The company forecasts that demand for spherical graphite will grow by about 40% each year, assisted by global policies that encourage electric vehicles and green energy initiatives that rely on lithium-ion battery storage units. These green technologies are driving the surge in demand for spherical graphite.
“It is predicted that in China alone there will be five million electric vehicles on the road by 2020-that’s a lot more graphite that is going to be required over the coming years,” Cherie Leeden, managing director of Metals of Africa said.
“It is not only in China that we’re witnessing this growth.
“Brands such as Tesla have become household names in a relatively short period of time due to the popularity and success of their electric vehicles and affordable home storage batteries.
“Now most vehicle manufacturers have released or are working on electric vehicles, all of which consume considerable quantities of graphite in their batteries,” Leeden said.
Benchmark Mineral Intelligence, a research company that specialises in analysis of demand for lithium, graphite and cobalt for the battery market, says exploration for graphite and lithium has shot up. Many miners are rising to fill the supply gap created by Tesla’s ‘gargantuan demand’ for the two resources.

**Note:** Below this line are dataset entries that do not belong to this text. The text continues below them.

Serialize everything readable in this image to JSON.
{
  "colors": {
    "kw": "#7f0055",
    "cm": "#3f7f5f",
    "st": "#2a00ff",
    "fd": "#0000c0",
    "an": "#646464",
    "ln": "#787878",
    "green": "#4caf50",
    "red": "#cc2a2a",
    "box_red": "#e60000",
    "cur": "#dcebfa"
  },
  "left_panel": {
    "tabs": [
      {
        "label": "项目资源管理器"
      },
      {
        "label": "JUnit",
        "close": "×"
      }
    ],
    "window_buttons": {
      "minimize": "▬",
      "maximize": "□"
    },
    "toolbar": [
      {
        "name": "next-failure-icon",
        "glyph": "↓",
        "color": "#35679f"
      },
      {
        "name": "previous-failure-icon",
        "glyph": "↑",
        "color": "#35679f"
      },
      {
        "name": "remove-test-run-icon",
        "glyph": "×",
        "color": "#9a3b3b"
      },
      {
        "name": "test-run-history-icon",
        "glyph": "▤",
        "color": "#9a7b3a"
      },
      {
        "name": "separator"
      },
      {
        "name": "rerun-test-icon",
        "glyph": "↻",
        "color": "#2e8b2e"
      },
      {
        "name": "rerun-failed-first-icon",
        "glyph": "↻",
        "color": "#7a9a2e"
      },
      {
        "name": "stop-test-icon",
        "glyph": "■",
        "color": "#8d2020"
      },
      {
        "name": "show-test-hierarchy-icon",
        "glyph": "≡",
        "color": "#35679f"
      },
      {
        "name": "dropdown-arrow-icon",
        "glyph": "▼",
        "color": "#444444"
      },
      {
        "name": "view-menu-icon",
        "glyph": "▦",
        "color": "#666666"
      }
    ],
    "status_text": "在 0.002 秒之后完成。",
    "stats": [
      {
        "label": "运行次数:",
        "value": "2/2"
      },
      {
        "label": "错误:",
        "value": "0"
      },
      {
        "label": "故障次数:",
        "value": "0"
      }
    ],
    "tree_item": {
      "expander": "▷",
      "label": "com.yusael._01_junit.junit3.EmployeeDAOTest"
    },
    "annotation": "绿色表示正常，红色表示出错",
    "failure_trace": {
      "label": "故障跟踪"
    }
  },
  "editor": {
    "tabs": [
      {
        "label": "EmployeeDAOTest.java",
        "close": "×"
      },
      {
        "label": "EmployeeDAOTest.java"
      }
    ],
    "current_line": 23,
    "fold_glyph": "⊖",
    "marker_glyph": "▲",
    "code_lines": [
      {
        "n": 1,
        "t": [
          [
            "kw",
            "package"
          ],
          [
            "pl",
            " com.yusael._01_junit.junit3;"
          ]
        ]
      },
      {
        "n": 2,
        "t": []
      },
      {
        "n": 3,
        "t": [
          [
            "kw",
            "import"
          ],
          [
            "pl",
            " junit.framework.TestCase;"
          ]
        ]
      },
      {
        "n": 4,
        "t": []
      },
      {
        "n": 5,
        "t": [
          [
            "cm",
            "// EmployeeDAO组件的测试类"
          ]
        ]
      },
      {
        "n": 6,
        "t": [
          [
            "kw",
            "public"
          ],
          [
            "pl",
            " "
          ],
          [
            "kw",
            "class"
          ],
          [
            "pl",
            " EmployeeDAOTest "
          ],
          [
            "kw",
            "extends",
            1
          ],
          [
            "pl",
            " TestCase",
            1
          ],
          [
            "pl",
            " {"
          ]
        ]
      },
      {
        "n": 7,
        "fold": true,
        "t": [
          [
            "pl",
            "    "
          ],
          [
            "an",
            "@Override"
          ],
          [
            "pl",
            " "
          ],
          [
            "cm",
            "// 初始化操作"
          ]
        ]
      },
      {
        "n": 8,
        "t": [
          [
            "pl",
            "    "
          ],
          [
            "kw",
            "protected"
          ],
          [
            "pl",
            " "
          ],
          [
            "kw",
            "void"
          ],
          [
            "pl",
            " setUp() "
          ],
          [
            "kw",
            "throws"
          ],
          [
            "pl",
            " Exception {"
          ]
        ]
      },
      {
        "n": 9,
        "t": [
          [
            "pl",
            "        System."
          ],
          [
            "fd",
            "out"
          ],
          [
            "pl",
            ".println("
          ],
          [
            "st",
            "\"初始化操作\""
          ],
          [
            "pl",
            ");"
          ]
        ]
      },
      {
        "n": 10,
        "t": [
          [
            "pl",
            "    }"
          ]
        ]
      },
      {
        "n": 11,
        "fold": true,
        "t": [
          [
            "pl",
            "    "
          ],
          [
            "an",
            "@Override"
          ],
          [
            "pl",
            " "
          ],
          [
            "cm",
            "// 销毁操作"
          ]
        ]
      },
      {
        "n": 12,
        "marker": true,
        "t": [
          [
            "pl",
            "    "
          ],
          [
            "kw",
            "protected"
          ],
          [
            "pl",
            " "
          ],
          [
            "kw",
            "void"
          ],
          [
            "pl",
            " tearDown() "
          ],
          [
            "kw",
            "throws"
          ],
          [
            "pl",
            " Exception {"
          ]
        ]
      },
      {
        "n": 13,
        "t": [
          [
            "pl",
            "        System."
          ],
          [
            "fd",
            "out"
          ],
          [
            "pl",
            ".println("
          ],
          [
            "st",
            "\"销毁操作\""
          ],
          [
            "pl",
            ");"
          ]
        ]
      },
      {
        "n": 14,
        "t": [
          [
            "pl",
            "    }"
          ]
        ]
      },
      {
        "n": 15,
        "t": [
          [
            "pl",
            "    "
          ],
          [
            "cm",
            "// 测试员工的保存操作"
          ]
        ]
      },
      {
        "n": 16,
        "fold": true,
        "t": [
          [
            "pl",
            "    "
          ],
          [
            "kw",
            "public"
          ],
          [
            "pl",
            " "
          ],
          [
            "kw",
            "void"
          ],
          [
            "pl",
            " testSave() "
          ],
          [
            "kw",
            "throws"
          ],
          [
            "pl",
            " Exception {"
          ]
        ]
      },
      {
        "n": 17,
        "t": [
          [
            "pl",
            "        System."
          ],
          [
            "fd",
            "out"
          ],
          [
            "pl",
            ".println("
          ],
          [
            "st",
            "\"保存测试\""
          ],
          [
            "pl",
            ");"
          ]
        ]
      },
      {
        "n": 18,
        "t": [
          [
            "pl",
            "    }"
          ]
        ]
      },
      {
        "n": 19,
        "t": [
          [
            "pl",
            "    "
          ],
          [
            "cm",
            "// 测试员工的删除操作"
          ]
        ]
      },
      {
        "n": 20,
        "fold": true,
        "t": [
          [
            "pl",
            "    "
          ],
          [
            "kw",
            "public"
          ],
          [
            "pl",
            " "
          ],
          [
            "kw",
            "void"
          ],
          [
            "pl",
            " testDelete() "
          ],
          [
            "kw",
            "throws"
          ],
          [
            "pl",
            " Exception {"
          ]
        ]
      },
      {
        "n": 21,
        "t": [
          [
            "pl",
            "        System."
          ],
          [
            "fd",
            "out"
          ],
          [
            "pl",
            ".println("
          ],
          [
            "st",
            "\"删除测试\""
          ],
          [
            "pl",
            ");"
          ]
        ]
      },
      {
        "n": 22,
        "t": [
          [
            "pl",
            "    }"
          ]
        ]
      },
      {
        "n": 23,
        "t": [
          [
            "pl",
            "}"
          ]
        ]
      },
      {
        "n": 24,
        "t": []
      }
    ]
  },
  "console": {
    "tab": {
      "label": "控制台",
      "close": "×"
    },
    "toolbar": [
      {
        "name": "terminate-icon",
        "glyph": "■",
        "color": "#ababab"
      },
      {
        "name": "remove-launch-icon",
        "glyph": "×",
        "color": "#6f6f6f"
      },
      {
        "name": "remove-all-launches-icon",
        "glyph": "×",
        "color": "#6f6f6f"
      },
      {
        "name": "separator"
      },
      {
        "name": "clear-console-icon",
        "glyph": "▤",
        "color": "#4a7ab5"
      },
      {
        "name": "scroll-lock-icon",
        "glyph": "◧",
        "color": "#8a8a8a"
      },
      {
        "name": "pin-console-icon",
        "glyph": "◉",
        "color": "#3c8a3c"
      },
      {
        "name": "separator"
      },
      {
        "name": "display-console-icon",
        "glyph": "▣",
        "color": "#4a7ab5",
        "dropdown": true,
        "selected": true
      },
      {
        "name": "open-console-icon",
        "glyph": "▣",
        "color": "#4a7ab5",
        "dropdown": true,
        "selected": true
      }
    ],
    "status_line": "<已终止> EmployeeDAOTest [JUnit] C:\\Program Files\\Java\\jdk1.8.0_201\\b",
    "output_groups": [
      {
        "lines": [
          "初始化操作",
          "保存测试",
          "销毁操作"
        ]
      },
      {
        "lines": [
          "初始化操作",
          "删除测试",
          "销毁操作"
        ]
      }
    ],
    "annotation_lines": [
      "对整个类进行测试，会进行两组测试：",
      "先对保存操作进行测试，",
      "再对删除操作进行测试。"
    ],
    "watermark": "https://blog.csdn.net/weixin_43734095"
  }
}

Benchmark estimates that Tesla’s annual demand for spherical graphite in 2021 “will be over 26,000 tonnes a year”. (That estimate is based on Tesla reaching a production total of 300,000 electric vehicles a year, all with batteries ranging in capacity from 60 to 90 kilowatt hours.)
“This does not take into account Tesla Energy’s raw material consumption for its Powerwall and Powerpack utility batteries, which could be up an additional 40%,” Benchmark research suggests
Benchmark says a shortage of spherical graphite is possible.
“While (China) is increasing its spherical graphite capacity, there is a fear that there will not be enough quality product available for internal Chinese needs together with other emerging customers such as Tesla.”
“Considering the preference towards natural spherical graphite, and the fact that demand is outpacing new supply, it is a subject that could soon rise to the surface, and in many ways, that is thanks to Tesla putting it on the radar.”